Saudi crown prince 'approved' Khashoggi's...
US intelligence agencies have concluded in a newly declassified intelligence report that Saudi crown prince, Mohammed bin Salman, approved a plan to either "capture or kill" Khashoggi. The four-page report confirmed the long-suspected view that the 35-year-old future king had a personal hand in the violent murder of one of his most prominent critics, a columnist and former Saudi insider who was living in exile in the US and used his platform to decry the prince’s crackdown on dissent.
The intelligence report lists three reasons for believing that the crown prince must have approved the operation:
- His control of decision-making in the kingdom since 2017
- The direct involvement in the operation of one of his advisers as well as members of his protective detail
- His "support for using violent measures to silence dissidents abroad"
Khashoggi was lured to the Saudi consulate in Istanbul in Oct. 2018, murdered, and dismembered.
The US announced sanctions on dozens of Saudis but not the prince himself.
Some reactions to the report
The Saudi government has denied that the crown prince was involved, instead blaming a rogue team of government agents. In a statement issued after the report's release, the Saudi Ministry of Foreign Affairs said the Saudi government "completely rejects the negative, false and unacceptable assessment in the report pertaining to the Kingdom's leadership, and notes that the report contained inaccurate information and conclusions."
Senator Ron Wyden, who wrote the law that ultimately forced the report to be published, said there was “no question” in his mind that more should be declassified. He added that more needed to be understood about the Saudi royal’s relationship with Donald Trump, whom he accused of covering up the murder as part of his “transactional” relationship with Saudi Arabia.
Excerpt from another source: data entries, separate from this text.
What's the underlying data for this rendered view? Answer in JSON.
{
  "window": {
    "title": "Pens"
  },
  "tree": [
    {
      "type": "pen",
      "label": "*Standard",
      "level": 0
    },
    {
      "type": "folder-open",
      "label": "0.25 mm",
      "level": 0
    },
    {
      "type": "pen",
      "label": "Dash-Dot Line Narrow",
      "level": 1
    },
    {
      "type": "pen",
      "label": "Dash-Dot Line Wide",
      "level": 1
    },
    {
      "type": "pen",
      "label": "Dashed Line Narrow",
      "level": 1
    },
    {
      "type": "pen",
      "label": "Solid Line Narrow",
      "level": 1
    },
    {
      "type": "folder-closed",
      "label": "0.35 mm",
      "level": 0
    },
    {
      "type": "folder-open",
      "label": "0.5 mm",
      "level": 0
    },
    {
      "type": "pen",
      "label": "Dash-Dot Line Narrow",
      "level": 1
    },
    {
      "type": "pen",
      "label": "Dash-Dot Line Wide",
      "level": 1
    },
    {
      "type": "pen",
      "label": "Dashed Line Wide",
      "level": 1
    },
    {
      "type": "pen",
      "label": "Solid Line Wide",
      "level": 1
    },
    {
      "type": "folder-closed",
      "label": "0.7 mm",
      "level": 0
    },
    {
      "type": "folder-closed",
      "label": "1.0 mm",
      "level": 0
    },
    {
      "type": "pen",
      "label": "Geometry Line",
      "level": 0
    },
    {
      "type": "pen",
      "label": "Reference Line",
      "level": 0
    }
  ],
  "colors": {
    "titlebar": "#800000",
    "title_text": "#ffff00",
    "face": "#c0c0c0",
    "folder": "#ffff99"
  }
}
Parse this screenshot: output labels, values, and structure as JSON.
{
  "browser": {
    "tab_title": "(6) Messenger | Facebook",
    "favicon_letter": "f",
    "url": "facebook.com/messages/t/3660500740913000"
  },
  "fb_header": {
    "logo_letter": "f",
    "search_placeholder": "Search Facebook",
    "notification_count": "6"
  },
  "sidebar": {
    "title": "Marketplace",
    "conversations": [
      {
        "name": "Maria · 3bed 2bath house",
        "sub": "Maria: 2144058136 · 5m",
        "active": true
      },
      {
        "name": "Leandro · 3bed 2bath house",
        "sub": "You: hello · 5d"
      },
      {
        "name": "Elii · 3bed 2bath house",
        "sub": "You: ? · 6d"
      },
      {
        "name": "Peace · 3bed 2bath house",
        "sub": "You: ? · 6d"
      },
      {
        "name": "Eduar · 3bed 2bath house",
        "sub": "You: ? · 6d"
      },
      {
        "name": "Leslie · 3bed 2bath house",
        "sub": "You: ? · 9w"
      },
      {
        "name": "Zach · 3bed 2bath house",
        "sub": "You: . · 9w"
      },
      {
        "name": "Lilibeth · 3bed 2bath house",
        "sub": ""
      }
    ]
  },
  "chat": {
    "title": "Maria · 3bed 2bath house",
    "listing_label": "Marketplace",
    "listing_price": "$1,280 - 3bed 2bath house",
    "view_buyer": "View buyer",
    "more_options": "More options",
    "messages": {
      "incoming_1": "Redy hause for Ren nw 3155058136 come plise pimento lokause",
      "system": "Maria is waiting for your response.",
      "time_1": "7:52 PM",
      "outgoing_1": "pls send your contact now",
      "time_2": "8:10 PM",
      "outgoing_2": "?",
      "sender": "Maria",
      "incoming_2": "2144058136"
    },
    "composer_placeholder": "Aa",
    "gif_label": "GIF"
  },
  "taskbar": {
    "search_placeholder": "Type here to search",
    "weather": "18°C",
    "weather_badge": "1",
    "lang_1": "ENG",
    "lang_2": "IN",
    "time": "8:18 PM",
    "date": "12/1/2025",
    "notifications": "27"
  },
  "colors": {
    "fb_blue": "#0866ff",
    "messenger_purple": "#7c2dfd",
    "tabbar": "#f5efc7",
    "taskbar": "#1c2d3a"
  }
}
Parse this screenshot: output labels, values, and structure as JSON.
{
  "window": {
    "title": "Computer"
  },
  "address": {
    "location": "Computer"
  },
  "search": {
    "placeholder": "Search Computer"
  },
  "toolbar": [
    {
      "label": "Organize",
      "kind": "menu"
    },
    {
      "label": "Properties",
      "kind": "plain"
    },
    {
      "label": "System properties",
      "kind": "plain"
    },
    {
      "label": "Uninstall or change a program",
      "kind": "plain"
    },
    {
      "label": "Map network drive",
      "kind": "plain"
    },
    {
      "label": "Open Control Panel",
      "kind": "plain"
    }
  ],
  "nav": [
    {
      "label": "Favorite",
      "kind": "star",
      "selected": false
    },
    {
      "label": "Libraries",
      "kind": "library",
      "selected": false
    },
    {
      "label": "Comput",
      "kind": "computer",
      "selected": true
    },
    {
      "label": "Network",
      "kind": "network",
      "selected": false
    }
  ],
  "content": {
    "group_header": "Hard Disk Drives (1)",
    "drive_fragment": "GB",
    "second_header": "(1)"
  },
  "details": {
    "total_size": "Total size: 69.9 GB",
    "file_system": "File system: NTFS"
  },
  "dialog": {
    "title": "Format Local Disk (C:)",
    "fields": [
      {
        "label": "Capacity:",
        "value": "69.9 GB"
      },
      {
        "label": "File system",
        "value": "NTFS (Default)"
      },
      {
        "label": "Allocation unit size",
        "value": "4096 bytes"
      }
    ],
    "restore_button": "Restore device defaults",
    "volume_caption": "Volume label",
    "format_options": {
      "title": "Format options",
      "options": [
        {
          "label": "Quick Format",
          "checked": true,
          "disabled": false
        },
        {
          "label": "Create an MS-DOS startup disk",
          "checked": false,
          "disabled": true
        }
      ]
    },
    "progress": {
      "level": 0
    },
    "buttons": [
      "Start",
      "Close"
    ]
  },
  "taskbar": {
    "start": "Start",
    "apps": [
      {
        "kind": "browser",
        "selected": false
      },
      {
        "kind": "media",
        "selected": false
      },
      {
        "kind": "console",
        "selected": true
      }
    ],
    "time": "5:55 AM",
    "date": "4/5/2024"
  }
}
Wyden’s call for personal sanctions against Prince Mohammed were echoed by Agnès Callamard, the special rapporteur for extrajudicial killings who investigated the murder.
“The United States government should impose sanctions against the Crown Prince, as it has done for the other perpetrators – targeting his personal assets but also his international engagements,” Callamard said. “I call on the government of Saudi Arabia to disclose whether his remains were destroyed onsite or how and where they were disposed. The individuals responsible know only too well the specifics and, in the face of the Saudis’ unconscionable silence, the international community must exert pressure for full disclosure of all the facts.”
“The United States government must re-evaluate and recalibrate the relationship with Saudi Arabia, given the findings of this report, which are part of a disturbing pattern of human rights abuses from the Kingdom.” Said Nancy Pelosi, democratic speaker of the US House of Representatives.
Canadian foreign minister Marc Garneau stated: “(This) was a murderous act, a despicable act. ... We will look at the report that has been issued today but the fact remains that Canada wants the Kingdom of Saudi Arabia to allow a full inquiry so we can get to the bottom of what actually happened.”
His fiancé also twitted: “Since the day this innocent journalist was brutally murdered, we have called for two important actions: for the facts to come to light and for accountability on the part of those responsible. Today’s release of the report has brought the facts to light. Now, the man who authorized this brutal murder must be held fully accountable for it.”
Democracy for the Arab World Now (DAWN), the US-Based rights group founded by Khashoggi, thanked the Biden administration for “transparency” but urged for the imposition of sanctions on MBS. “President Biden should now fulfil his promise to hold MBS accountable for this murder by, at minimum, imposing the same sanctions on him as those imposed on his underling culprits and ending the weapons transfers to Saudi Arabia that would be controlled by an unelected, brutal murderer.” Said the group’s Executive Director Sarah Leah Whitson.